I would submit for consideration that we do not have a 'wolf' problem any more than we have a wild horse problem here in the US. Wolves kill. It is a big part of what they do and they are good at it. Horses eat and they are very good at what they do. The problem stems from having or allowing unregulated growth of some animal populations in an ecosystem where the growth of other animal species is heavily regulated. Too many horses or wolves can shift the balance in the ecosystem to the detriment of the other species. Different people or groups desire different things from nature and our wild lands. Finding a compromise is key to finding that new balance. As hunters and conservationists, we agreed upon a compromise with the reintroduction of wolves and what we were willing to sacrifice. When those objectives were reached, the other side (pro-wolf coalition? - not sure what to call them) suddenly decided to try and force a new compromise with us by hauling everyone back into court and starting the negotiations all over again. To my mind, the other side was negotiating in bad faith. Hence, the people problem. The wolves are simply stuck in the middle - doing what they always do. Predators kill. I have no problem with any of them. However, I do have a problem with them when their numbers are allowed to go uncheked.
Regarding the poisoning of wolves, I must admit that it troubles me. From what little I know about poison, it is a painful, terrible way to die. Shooting them would probably be more humane. But if we embrace such ideas, then just like poisoning, we find ourselves advocating for taking action outside of the law. We cannot condemn so-called animal rights activists for doing illegal things (examples: liberating animals from lab facilities or interrupting legal hunts) and then grin and pat ourselves on the back for doing the same - feeling that our actions are justified and theirs are not. In the public eye (which this forum is), we need to rise above such conduct by supporting the laws of the land. If we disagree with the law, then we work to change it. It is painful for me to watch how slowly the wheels of justice turn and how the pro-wolf coalition uses the courts to tie up state governments from carrying out good game management programs. But it is the system I have agreed to live under.

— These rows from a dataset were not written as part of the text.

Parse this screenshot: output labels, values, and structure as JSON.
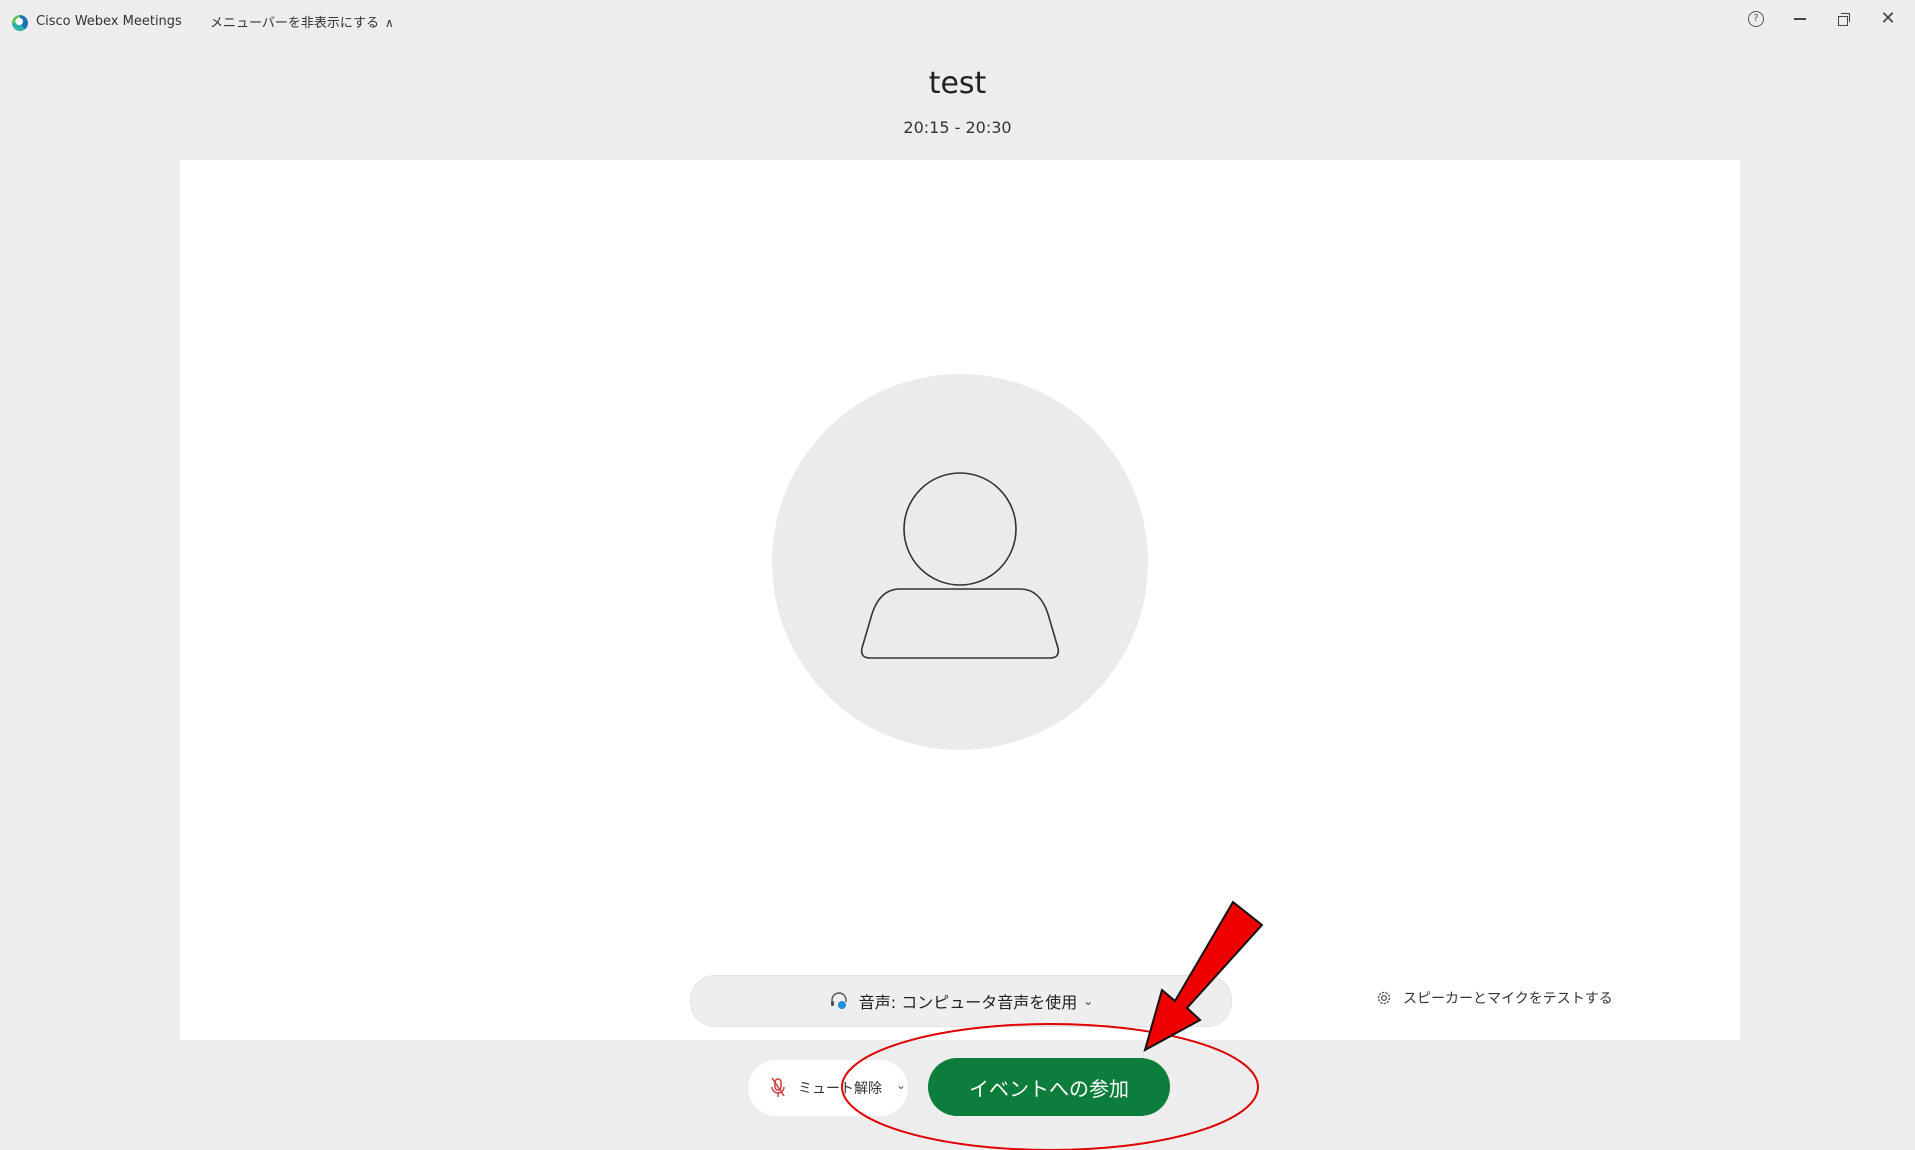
{
  "titlebar": {
    "app_name": "Cisco Webex Meetings",
    "menu_toggle": "メニューバーを非表示にする",
    "menu_toggle_chevron": "∧",
    "help_glyph": "?",
    "close_glyph": "✕"
  },
  "meeting": {
    "title": "test",
    "time": "20:15 - 20:30"
  },
  "audio": {
    "label": "音声: コンピュータ音声を使用",
    "chevron": "⌄"
  },
  "test_audio": {
    "label": "スピーカーとマイクをテストする"
  },
  "mute": {
    "label": "ミュート解除",
    "chevron": "⌄"
  },
  "join": {
    "label": "イベントへの参加"
  },
  "colors": {
    "join_green": "#0c7d3a",
    "annotation_red": "#e00000",
    "background": "#ededed"
  },
  "icons": {
    "app_logo": "webex-logo-icon",
    "help": "help-icon",
    "minimize": "minimize-icon",
    "restore": "restore-icon",
    "close": "close-icon",
    "avatar": "person-icon",
    "headset": "headset-icon",
    "gear": "gear-icon",
    "mic": "mic-muted-icon",
    "annotation_arrow": "red-arrow-icon"
  }
}
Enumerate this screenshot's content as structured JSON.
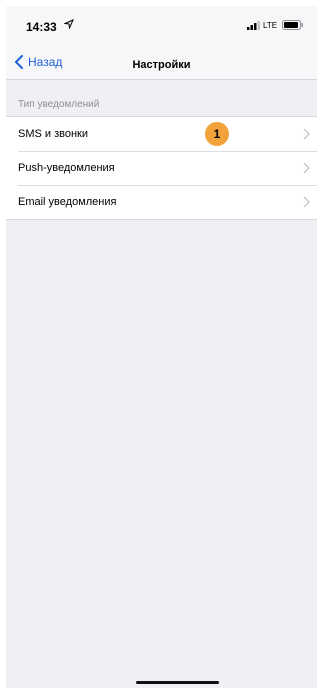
{
  "status_bar": {
    "time": "14:33",
    "network": "LTE",
    "icons": [
      "location-arrow-icon",
      "signal-bars-icon",
      "battery-icon"
    ]
  },
  "nav": {
    "back_label": "Назад",
    "title": "Настройки"
  },
  "section": {
    "header": "Тип уведомлений"
  },
  "items": [
    {
      "label": "SMS и звонки",
      "badge": "1"
    },
    {
      "label": "Push-уведомления"
    },
    {
      "label": "Email уведомления"
    }
  ],
  "colors": {
    "accent": "#1f62d6",
    "badge": "#f2a23a",
    "background": "#efeff4"
  }
}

At the turn of the last century (1900's), my great-grandfather was a forest ranger living in eastern AZ with his family. Hunting was simply a part of life for them. It's what you did to feed the family. Part of his duties as a forest ranger included assisting/hosting workers from other government agencies coming to that part of the country. His son (my grandfather) was a pre-teenager when a young man came to stay with them. This man's job was to remove the last of the wolves left in AZ. He was very good at his job and my grandfather was very taken with him. His knowledge of nature seemed to be encyclopedic. The name of the contract wolf killer was Aldo Leupold. Through the years, my grandfather followed his career from contract killer, to associate member of the Boone & Crocket Club to professor of Game Management at the University of Wisconsin. Because of his dealings with Aldo, my grandfather came to understand that being a conservationist and a hunter were not mutually exclusive. In turn, he taught me that everything has it's place and removing or adding anything to the ecosystem upsets a delicate balance.
I believe we need wolves, coyotes, grizzly bears and wild horses. The only real question is where and how many. That determination must be made by people. Hence, we have a people problem. A conflict among humans. Let's keep the blame with us (or the other side - depending on your point of view) and not direct our vitriol and anger at the poor animals that seem to get caught up in the middle for being nothing more than what God made them.